§ **EXTRACTED MATERIAL**

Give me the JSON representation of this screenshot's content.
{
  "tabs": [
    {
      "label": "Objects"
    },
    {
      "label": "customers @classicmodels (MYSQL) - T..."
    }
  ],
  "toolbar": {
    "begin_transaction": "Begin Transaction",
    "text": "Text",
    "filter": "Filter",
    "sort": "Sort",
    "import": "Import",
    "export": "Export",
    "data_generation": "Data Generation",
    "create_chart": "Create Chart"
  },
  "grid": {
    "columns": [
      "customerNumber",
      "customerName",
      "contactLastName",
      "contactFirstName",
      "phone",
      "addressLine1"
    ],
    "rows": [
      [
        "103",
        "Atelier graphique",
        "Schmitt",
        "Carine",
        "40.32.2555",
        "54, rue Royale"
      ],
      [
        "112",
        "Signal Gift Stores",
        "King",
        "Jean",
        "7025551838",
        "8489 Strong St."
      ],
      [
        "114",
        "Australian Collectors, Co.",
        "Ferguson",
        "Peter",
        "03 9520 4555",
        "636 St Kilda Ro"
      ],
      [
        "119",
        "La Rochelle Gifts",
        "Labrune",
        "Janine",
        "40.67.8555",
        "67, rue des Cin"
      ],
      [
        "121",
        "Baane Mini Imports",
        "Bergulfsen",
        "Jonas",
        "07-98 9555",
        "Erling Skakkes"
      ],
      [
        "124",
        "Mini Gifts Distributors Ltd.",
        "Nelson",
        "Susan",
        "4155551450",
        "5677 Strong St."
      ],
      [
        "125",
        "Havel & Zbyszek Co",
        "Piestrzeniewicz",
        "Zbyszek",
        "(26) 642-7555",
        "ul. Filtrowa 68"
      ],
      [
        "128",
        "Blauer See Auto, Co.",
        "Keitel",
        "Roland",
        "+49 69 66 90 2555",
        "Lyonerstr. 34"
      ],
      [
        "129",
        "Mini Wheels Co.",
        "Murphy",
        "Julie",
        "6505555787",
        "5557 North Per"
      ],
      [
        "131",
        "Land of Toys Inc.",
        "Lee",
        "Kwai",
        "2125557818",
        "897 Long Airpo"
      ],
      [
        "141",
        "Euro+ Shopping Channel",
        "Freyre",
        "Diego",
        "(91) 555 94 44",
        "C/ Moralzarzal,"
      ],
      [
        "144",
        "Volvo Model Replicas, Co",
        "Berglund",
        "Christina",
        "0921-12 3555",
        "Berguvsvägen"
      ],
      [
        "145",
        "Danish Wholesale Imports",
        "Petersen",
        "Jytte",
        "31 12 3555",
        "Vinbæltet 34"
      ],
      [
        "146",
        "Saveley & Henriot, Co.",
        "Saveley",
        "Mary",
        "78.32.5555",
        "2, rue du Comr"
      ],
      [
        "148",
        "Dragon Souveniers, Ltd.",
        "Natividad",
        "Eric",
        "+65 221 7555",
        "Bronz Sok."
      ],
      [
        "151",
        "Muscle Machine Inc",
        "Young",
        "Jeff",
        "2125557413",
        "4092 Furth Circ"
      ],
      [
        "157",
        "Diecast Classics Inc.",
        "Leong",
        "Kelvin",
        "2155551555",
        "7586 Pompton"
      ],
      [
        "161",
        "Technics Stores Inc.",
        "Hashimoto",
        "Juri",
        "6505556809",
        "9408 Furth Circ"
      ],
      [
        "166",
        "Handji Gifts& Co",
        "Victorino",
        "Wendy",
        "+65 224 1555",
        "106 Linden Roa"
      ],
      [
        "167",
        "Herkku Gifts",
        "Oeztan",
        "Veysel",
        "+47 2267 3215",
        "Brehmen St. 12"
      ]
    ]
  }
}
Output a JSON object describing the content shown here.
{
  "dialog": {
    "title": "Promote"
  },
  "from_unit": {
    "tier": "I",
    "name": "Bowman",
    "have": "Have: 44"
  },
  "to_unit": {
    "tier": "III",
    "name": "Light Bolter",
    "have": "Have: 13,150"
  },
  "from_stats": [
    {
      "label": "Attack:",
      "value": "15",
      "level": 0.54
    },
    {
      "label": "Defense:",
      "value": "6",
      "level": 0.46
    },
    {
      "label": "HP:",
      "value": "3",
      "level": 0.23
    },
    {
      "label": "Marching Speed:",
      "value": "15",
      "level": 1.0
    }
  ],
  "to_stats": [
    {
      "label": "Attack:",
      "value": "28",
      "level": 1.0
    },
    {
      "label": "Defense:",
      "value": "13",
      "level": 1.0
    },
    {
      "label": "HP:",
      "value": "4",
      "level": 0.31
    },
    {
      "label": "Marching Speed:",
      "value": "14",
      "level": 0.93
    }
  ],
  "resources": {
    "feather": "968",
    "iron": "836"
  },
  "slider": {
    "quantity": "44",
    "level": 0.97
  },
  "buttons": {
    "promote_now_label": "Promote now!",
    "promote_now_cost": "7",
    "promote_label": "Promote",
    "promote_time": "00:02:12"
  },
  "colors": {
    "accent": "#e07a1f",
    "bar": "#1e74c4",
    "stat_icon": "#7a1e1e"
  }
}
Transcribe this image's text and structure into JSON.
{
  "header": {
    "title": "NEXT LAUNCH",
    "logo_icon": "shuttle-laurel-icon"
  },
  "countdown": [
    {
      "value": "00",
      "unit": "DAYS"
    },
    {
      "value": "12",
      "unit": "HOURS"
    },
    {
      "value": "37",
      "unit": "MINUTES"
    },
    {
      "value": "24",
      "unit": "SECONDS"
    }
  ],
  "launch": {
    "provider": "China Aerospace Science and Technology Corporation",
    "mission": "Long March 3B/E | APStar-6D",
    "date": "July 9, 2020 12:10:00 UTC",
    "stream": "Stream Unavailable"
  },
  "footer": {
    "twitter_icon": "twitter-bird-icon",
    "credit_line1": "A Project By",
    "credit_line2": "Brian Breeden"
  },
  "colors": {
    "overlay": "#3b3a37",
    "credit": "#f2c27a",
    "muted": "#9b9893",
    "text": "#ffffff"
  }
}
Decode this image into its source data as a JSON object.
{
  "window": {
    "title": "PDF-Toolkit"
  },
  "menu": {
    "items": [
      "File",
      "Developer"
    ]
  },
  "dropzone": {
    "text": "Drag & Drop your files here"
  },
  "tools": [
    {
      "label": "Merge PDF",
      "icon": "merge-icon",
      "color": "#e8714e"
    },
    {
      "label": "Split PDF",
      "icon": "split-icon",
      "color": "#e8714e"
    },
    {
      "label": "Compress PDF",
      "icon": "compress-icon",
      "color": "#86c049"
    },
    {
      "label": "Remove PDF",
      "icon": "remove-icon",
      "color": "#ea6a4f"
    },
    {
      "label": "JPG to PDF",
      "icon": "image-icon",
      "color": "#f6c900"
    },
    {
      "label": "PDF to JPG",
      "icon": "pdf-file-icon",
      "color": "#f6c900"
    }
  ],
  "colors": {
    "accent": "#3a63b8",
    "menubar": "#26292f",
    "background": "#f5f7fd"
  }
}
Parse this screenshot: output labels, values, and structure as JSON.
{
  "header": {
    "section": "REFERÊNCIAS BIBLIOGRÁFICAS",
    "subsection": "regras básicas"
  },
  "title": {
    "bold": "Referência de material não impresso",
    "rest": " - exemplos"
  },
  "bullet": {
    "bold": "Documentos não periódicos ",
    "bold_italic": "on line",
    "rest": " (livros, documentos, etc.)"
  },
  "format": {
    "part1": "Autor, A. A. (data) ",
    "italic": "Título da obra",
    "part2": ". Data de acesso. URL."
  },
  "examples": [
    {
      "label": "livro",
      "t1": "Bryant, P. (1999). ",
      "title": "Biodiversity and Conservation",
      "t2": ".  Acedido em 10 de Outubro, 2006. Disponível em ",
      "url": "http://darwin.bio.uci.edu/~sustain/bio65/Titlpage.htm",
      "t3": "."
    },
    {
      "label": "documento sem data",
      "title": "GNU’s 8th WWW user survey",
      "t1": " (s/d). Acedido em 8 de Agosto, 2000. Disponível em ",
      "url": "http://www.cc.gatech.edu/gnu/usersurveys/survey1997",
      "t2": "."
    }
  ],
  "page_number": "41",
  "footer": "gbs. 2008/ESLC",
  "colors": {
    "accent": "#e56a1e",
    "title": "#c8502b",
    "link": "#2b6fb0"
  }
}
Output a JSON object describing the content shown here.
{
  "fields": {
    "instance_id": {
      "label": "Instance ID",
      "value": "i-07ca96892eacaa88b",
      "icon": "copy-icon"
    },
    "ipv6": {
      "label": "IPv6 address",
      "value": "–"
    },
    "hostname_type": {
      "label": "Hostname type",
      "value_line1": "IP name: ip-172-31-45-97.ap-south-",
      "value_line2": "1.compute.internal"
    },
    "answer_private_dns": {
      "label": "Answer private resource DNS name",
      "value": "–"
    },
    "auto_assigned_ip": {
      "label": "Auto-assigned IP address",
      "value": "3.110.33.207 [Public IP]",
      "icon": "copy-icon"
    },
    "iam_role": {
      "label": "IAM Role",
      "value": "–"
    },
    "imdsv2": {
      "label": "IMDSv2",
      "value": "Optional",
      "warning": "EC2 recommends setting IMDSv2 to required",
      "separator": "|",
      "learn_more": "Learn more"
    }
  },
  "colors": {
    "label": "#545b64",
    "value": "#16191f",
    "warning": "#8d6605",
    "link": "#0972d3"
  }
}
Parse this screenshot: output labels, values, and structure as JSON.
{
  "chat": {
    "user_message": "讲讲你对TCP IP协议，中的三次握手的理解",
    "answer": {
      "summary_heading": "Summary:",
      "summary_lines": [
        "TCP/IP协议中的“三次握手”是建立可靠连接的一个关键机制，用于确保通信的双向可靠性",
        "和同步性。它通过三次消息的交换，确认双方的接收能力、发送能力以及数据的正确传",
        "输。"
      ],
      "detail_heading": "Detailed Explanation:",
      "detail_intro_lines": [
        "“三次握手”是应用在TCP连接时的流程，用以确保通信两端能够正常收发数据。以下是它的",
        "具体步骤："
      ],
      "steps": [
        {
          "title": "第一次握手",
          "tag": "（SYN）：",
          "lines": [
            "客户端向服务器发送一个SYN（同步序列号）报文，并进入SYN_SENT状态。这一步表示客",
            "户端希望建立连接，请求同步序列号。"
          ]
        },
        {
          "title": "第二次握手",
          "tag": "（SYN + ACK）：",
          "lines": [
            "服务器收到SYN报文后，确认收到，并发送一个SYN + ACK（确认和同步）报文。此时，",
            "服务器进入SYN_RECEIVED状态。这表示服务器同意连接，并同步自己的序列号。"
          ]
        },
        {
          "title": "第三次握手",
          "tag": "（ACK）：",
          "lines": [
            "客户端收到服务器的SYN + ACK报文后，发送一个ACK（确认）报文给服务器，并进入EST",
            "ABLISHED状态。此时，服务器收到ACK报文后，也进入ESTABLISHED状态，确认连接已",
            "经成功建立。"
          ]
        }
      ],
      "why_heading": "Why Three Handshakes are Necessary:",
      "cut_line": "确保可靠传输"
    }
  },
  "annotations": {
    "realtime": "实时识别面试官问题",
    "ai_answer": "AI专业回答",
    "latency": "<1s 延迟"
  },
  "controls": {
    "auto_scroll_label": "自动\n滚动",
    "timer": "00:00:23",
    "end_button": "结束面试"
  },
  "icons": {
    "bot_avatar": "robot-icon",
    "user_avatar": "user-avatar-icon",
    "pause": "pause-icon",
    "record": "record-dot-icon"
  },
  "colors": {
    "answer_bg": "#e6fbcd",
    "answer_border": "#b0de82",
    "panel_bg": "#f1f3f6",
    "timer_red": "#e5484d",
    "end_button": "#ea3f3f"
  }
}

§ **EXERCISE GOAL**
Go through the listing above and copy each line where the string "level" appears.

§ **RESPONSE**
      "level": 0.54
      "level": 0.46
      "level": 0.23
      "level": 1.0
      "level": 1.0
      "level": 1.0
      "level": 0.31
      "level": 0.93
    "level": 0.97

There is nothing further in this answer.